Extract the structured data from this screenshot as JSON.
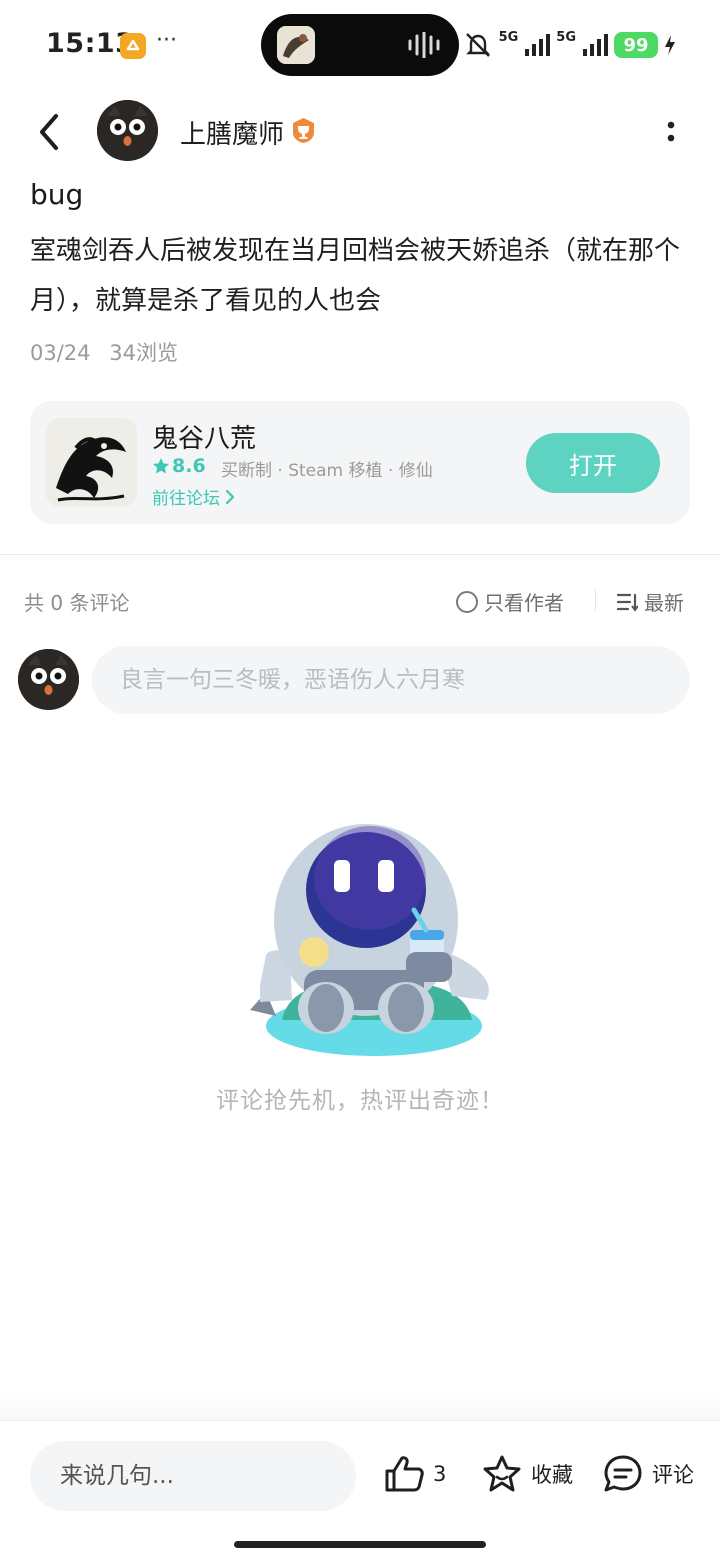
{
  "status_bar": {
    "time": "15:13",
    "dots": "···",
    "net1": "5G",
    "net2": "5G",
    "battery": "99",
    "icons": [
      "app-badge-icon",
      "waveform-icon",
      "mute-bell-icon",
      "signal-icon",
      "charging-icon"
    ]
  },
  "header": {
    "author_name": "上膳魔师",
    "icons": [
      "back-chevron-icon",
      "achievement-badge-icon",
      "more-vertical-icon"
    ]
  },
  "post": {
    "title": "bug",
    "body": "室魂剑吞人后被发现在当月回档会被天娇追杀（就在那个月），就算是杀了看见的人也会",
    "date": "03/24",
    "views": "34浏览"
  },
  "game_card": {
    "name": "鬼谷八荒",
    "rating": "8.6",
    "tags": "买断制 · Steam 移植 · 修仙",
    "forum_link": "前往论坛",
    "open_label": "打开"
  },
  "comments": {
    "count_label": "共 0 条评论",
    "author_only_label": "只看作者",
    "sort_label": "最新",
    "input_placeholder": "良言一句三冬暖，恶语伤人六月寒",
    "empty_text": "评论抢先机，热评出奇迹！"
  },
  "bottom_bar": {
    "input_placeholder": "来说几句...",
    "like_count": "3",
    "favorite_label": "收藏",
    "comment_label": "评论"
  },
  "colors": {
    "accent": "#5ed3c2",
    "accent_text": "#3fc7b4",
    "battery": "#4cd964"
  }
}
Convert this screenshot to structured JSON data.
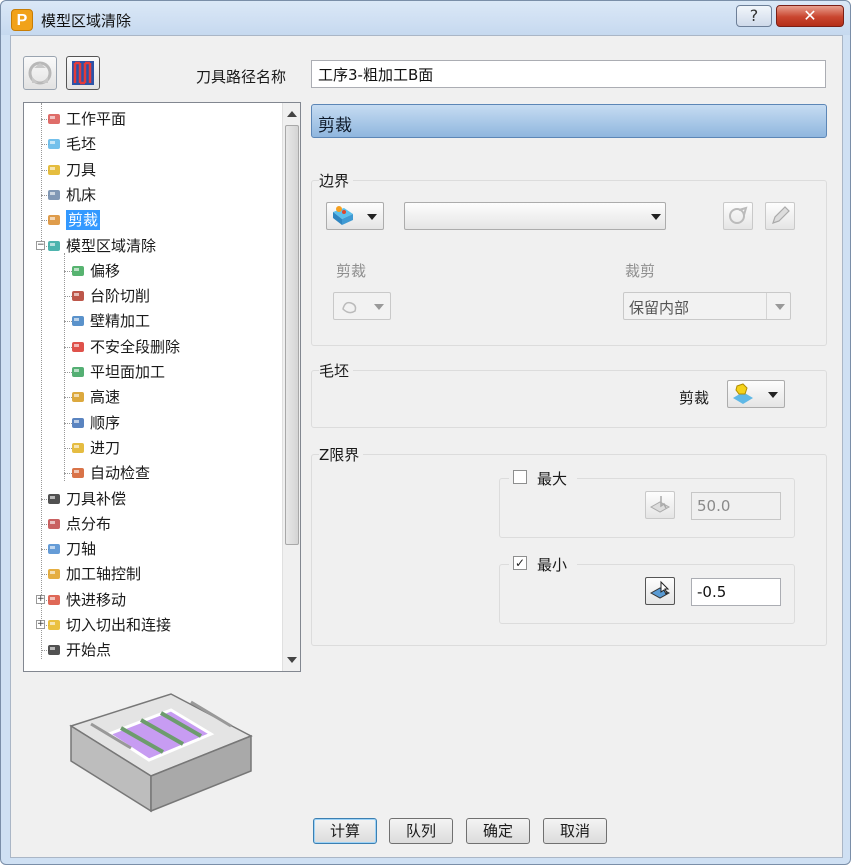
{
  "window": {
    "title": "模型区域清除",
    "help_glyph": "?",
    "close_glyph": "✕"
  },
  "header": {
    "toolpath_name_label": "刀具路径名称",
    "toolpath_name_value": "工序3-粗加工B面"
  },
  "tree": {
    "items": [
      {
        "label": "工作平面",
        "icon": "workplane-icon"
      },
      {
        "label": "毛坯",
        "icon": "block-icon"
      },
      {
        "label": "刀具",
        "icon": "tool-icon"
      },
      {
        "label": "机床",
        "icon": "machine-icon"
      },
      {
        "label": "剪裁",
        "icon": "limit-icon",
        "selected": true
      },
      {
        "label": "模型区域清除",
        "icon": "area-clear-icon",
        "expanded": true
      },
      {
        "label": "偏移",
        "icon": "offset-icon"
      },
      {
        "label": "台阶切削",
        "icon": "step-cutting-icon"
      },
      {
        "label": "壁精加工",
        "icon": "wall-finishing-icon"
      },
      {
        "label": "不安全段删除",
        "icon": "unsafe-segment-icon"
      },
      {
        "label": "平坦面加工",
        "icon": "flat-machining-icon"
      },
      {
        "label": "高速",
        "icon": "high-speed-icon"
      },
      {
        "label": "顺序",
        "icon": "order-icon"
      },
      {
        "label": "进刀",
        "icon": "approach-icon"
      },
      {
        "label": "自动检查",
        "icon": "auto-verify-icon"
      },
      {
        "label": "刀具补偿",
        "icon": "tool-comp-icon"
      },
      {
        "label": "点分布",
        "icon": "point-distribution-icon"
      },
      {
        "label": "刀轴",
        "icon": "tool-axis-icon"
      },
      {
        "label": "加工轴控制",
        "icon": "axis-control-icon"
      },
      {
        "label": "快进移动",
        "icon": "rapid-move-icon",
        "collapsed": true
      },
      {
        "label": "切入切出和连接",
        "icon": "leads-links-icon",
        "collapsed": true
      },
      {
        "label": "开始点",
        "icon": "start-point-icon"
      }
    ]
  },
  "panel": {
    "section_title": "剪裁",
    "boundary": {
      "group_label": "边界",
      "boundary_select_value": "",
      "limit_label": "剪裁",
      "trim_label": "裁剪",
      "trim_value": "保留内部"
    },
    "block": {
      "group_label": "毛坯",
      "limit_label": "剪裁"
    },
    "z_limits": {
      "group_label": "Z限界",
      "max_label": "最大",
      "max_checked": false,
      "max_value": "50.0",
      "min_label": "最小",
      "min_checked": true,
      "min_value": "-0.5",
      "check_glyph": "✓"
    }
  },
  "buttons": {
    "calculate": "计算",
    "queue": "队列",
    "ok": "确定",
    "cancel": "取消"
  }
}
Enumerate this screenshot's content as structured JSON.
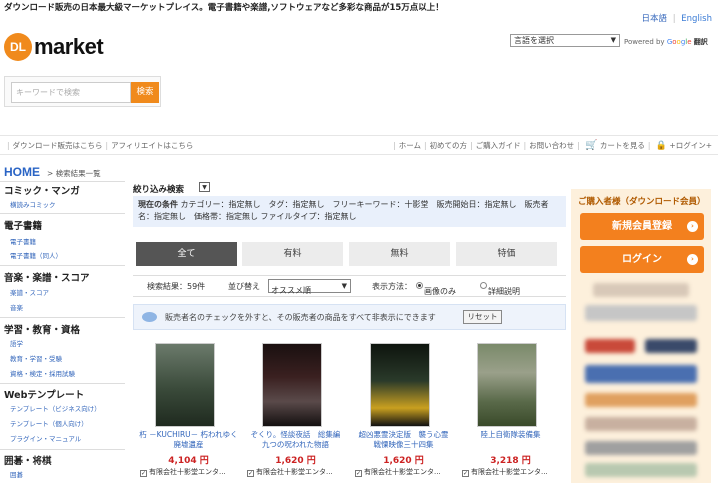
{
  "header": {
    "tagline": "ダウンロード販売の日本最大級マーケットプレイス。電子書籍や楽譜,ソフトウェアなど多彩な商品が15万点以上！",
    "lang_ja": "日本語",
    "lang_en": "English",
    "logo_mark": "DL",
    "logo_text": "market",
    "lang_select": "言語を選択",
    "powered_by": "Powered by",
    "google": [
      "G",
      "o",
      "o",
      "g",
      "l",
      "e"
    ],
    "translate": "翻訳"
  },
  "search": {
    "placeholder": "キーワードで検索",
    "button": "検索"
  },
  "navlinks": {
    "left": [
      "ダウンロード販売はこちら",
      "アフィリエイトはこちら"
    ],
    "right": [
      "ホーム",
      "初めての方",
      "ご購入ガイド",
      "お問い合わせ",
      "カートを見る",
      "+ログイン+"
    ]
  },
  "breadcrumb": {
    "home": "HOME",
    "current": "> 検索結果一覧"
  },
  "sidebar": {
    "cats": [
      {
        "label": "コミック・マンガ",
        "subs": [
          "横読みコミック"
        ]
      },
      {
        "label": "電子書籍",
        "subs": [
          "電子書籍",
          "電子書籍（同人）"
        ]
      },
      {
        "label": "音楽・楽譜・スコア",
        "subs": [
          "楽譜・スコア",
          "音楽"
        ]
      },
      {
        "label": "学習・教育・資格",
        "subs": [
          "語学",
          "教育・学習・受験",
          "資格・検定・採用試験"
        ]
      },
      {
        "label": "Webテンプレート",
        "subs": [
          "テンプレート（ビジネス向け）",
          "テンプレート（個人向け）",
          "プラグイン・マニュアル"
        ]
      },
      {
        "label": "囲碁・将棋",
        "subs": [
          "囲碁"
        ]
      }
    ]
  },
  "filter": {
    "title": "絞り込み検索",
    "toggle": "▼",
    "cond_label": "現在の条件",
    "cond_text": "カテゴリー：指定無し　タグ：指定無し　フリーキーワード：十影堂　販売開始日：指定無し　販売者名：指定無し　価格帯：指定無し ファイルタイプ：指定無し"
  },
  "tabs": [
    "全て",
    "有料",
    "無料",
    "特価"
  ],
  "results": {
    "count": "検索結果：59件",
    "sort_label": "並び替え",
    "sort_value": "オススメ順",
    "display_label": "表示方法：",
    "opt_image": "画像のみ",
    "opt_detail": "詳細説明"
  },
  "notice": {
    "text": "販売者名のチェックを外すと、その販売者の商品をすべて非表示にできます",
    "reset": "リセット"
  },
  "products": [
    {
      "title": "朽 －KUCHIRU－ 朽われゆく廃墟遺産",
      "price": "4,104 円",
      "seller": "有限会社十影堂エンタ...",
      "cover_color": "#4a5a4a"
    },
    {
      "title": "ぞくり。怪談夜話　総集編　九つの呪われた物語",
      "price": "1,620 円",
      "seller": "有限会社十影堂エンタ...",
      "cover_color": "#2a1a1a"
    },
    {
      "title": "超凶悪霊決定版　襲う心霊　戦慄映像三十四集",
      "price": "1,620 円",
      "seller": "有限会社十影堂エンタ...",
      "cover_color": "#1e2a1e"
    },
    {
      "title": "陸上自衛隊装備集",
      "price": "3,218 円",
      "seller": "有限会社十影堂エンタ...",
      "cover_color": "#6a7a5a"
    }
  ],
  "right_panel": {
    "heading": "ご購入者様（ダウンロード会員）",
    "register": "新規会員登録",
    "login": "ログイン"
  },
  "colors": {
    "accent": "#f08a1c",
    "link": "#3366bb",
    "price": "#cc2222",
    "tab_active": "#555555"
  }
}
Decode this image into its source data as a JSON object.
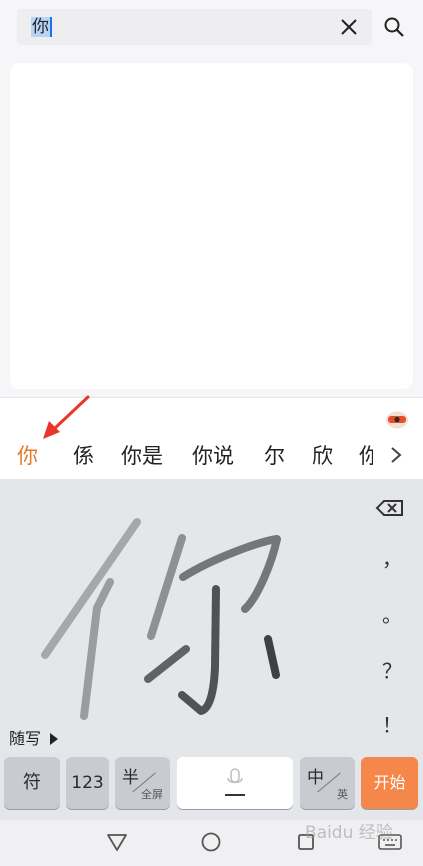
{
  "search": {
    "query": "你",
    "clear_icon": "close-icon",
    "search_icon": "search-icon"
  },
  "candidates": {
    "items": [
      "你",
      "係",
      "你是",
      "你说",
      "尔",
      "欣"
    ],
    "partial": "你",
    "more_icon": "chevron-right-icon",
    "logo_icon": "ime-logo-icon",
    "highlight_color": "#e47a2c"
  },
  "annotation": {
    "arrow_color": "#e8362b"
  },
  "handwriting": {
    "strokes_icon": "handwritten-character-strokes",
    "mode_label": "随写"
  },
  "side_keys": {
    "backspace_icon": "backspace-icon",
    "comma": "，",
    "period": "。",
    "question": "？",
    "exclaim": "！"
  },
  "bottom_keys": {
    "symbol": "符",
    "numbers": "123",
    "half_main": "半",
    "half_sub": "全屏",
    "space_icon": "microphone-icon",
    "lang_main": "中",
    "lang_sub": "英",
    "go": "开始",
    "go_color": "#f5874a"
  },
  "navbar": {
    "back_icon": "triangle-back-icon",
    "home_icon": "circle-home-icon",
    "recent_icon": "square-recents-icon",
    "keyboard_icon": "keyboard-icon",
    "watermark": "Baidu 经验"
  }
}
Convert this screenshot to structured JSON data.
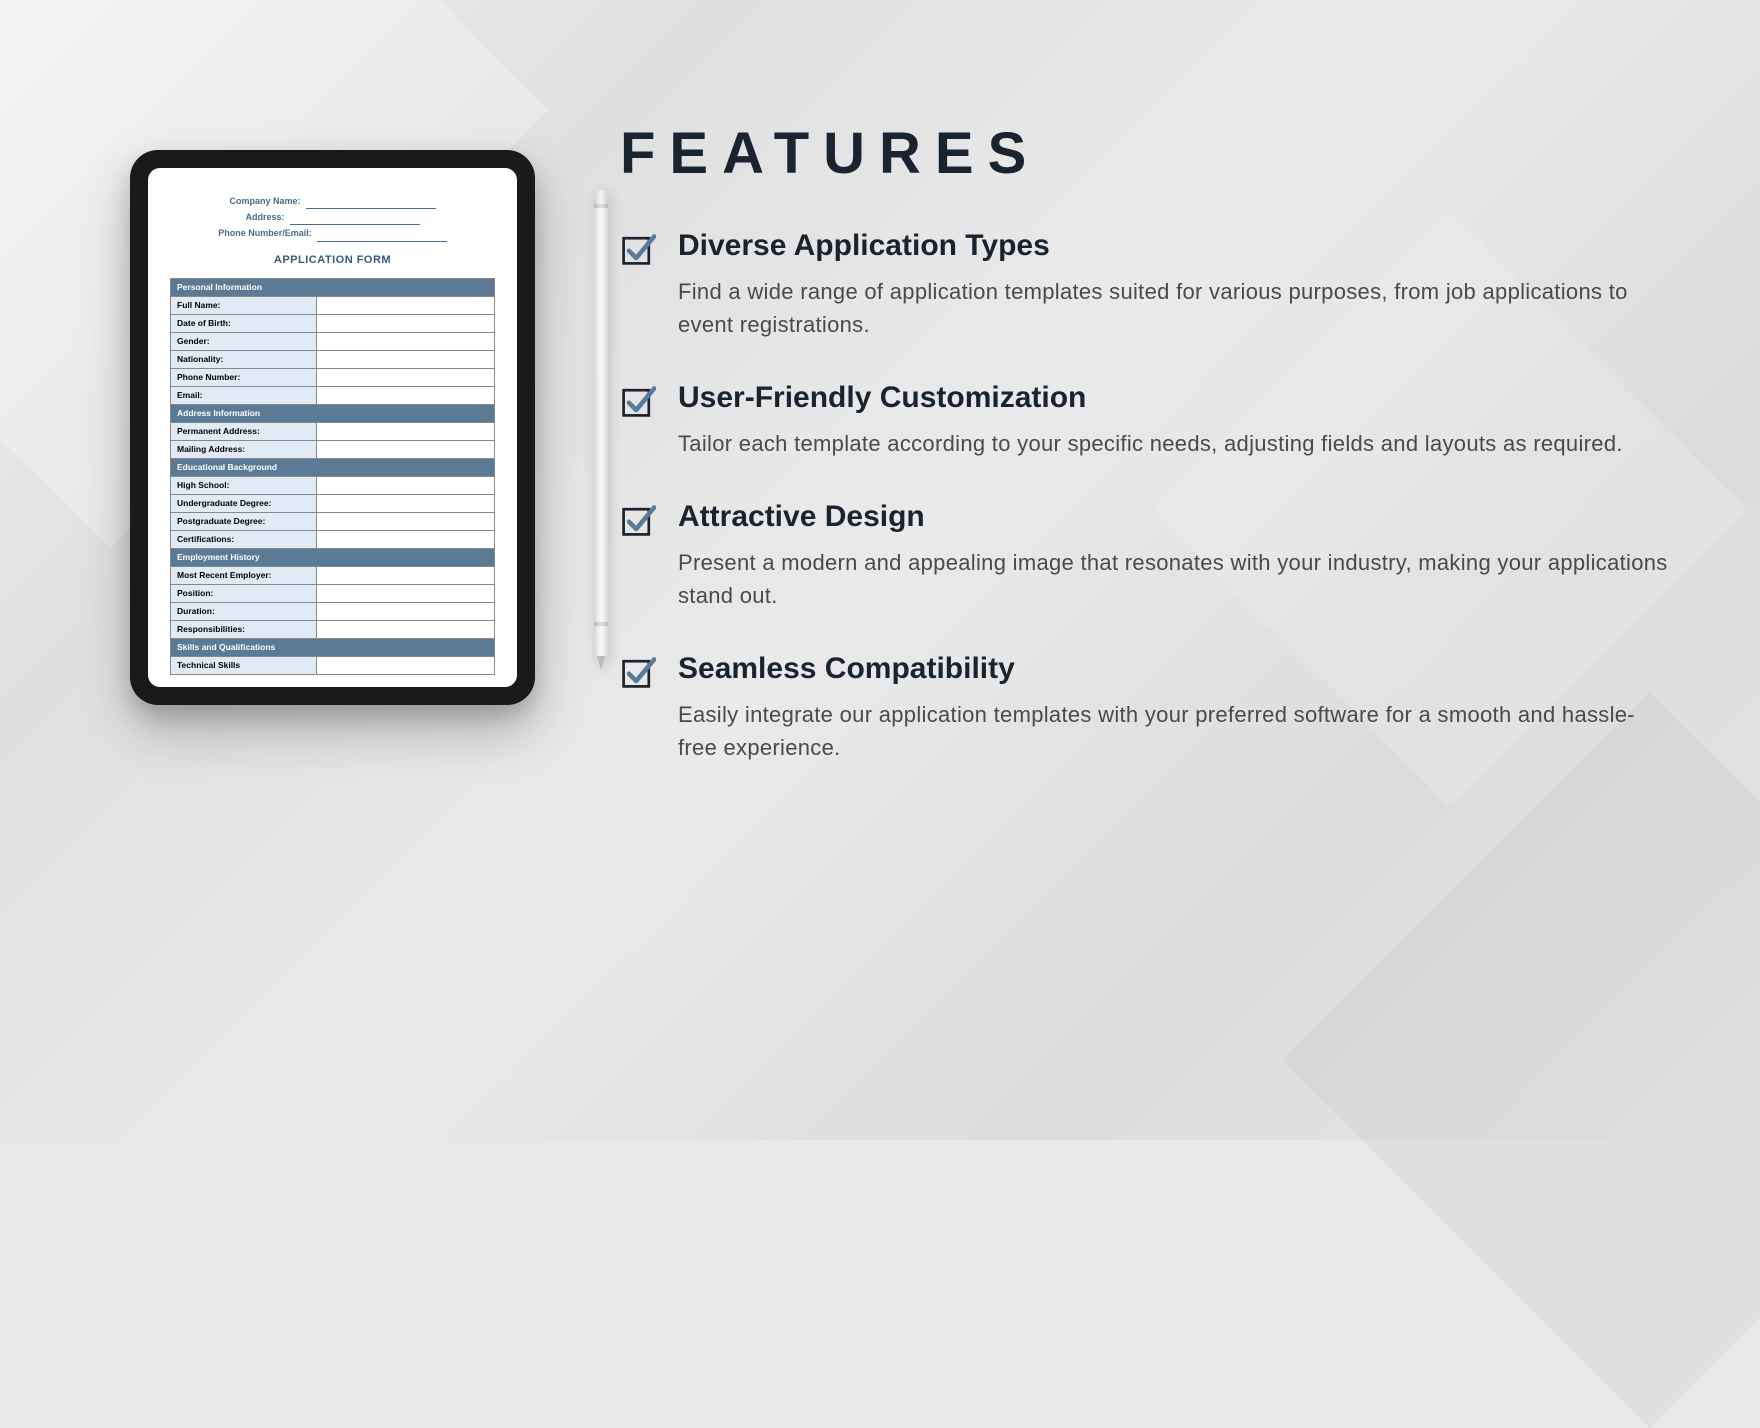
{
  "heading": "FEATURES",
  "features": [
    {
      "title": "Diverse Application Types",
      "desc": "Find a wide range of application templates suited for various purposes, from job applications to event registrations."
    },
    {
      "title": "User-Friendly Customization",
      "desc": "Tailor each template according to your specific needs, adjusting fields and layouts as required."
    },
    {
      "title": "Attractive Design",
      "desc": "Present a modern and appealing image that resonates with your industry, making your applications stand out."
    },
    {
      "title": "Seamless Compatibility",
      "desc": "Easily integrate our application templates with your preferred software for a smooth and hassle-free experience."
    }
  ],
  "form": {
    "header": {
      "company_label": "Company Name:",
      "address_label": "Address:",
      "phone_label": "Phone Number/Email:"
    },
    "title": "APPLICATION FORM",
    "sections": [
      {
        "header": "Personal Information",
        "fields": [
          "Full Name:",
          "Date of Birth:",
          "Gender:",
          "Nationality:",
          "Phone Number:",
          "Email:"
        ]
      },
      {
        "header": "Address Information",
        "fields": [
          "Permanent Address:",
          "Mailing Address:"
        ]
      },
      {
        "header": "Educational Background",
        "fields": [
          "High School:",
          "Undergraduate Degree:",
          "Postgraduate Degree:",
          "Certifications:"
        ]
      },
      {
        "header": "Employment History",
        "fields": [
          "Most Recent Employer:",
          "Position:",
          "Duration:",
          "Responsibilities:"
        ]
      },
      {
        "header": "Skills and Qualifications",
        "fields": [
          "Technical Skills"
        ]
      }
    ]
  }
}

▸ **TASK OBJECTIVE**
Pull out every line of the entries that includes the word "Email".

▸ **SOLVED PROBLEM**
      "phone_label": "Phone Number/Email:"
          "Email:"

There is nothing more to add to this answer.